**Task to carry out:**
Report the count of lines in the records below that hold the word "view", omitting everything but the number.

***

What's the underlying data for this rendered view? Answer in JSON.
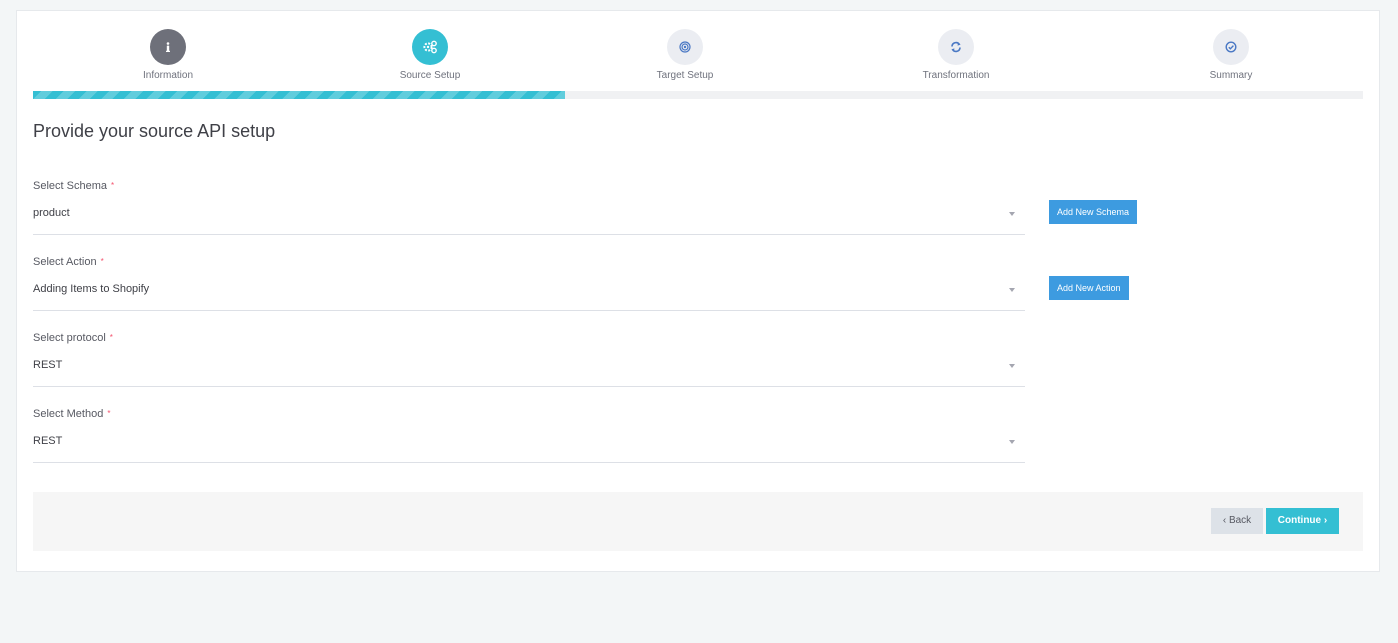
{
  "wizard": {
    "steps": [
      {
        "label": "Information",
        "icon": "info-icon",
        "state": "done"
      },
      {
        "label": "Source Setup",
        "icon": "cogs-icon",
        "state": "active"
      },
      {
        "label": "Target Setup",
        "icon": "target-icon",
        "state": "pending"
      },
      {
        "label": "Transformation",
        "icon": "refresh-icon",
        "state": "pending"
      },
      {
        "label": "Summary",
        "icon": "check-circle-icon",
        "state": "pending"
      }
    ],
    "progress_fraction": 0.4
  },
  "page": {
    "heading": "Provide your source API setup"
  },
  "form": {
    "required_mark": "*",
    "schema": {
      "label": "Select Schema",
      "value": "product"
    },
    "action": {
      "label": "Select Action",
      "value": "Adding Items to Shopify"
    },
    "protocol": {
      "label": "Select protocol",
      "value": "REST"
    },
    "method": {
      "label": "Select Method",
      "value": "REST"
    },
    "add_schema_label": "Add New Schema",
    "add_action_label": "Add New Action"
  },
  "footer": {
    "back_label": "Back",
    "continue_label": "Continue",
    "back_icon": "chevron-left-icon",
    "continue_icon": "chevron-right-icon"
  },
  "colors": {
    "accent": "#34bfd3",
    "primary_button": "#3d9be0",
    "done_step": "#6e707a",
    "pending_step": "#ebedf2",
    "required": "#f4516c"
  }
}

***

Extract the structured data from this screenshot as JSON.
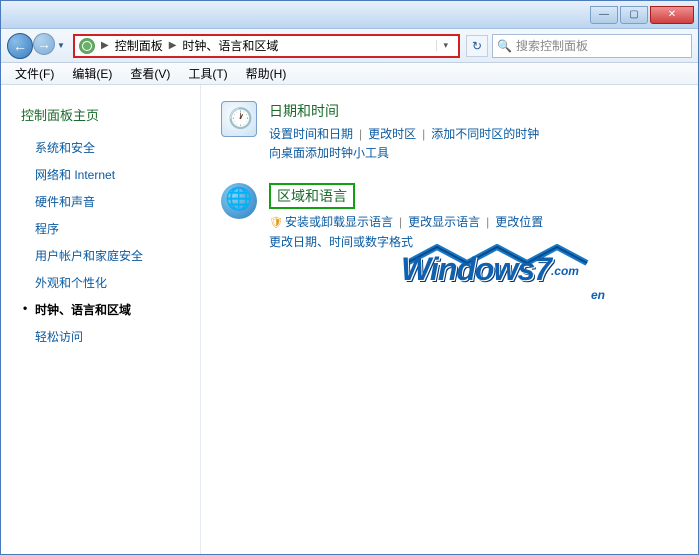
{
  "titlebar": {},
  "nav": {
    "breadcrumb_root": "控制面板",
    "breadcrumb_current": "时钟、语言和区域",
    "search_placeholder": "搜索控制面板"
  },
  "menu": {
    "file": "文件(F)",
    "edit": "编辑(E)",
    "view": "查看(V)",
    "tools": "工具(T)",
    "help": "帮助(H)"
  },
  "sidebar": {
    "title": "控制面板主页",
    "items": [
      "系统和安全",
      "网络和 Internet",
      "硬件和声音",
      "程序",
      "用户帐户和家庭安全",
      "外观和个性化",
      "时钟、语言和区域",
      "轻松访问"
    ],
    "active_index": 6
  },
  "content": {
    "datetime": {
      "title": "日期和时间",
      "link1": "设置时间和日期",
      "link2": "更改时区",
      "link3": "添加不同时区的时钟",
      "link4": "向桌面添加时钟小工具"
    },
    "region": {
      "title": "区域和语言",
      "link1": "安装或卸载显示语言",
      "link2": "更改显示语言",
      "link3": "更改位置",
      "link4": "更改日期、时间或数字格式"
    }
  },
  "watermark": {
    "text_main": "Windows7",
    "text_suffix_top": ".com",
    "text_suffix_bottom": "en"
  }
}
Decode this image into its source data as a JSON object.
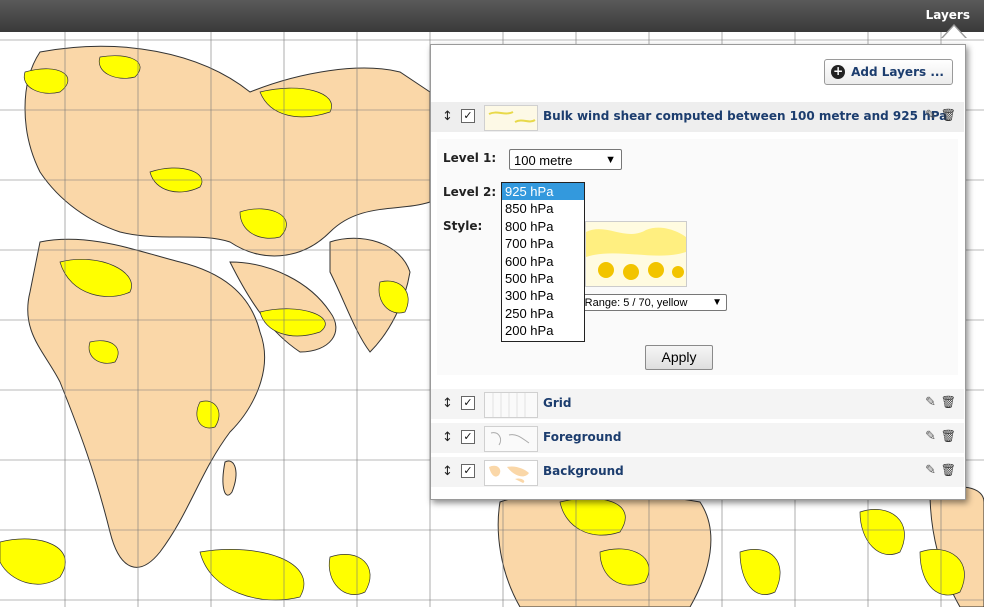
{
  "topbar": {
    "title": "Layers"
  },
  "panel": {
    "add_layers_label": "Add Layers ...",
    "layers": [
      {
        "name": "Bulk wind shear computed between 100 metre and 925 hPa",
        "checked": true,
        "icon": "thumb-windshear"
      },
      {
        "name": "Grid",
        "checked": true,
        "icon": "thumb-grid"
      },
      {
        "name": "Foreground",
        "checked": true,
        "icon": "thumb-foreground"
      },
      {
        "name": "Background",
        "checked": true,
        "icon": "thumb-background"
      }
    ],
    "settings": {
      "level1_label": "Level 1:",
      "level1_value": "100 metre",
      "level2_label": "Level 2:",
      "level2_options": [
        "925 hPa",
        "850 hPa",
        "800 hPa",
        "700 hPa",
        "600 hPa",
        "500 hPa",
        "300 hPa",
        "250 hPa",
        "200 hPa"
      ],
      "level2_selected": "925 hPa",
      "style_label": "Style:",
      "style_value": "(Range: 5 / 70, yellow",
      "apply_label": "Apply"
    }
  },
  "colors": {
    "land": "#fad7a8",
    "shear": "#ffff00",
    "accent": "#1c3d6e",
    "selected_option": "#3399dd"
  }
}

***

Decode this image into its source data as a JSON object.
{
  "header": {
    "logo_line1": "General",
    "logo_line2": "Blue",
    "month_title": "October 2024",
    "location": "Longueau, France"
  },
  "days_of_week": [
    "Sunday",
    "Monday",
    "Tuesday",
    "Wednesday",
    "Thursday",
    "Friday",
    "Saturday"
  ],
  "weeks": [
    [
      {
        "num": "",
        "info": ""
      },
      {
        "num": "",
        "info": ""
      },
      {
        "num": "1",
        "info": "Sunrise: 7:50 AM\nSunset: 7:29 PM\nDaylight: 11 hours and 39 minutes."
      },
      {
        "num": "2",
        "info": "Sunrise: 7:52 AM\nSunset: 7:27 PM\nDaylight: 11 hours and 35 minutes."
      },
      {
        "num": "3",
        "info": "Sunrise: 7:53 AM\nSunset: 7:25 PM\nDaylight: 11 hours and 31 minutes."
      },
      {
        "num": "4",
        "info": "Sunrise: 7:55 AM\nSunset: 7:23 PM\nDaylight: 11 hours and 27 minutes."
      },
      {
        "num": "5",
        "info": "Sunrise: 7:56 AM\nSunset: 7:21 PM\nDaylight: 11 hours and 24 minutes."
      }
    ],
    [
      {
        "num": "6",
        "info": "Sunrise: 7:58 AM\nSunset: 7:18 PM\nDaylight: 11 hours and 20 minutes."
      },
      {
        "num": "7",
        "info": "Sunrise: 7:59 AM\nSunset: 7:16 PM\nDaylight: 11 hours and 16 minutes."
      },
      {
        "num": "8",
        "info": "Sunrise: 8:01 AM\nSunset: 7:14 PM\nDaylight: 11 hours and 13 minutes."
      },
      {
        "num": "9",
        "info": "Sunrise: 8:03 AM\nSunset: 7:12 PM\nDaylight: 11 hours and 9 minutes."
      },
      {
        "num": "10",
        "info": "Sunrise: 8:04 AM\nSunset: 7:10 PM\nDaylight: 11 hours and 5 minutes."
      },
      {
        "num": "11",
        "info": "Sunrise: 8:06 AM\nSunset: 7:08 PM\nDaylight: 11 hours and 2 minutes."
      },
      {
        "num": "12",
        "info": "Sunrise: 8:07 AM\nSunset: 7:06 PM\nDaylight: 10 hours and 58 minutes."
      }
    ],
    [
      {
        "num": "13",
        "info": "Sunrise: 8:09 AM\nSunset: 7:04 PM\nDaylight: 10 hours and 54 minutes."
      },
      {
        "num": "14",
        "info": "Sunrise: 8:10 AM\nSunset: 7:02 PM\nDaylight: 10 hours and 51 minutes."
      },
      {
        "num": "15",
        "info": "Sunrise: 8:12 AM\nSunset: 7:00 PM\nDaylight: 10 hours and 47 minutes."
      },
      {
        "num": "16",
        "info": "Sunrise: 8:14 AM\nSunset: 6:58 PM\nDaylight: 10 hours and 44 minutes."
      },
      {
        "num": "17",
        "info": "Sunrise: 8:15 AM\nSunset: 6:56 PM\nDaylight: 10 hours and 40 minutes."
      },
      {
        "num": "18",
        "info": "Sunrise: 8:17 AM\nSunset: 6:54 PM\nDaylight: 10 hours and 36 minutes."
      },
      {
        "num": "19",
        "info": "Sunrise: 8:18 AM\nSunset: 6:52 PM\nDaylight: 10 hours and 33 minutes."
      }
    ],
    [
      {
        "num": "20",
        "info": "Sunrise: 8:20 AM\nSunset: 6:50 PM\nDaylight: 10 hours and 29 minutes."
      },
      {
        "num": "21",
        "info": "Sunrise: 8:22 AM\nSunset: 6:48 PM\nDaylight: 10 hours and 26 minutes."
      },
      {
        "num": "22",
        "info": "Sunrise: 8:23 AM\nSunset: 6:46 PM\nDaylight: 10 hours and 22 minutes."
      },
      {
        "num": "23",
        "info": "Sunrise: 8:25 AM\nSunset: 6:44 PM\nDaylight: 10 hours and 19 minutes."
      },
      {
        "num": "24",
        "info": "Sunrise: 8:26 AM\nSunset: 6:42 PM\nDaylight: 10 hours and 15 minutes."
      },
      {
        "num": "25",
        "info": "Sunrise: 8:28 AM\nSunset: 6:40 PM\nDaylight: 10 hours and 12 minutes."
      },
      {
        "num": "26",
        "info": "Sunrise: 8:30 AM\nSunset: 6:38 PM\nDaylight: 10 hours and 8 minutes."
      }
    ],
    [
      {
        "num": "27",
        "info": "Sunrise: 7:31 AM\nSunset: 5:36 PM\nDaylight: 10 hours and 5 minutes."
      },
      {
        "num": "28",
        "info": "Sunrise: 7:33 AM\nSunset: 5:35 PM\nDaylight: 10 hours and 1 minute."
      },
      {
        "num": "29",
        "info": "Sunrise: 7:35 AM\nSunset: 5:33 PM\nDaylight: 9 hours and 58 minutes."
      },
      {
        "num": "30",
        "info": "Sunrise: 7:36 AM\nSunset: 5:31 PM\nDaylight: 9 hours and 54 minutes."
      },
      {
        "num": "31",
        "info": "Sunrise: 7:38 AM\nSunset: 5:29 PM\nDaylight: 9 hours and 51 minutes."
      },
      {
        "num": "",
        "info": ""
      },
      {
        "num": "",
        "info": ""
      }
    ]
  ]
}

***

**Reply:**
2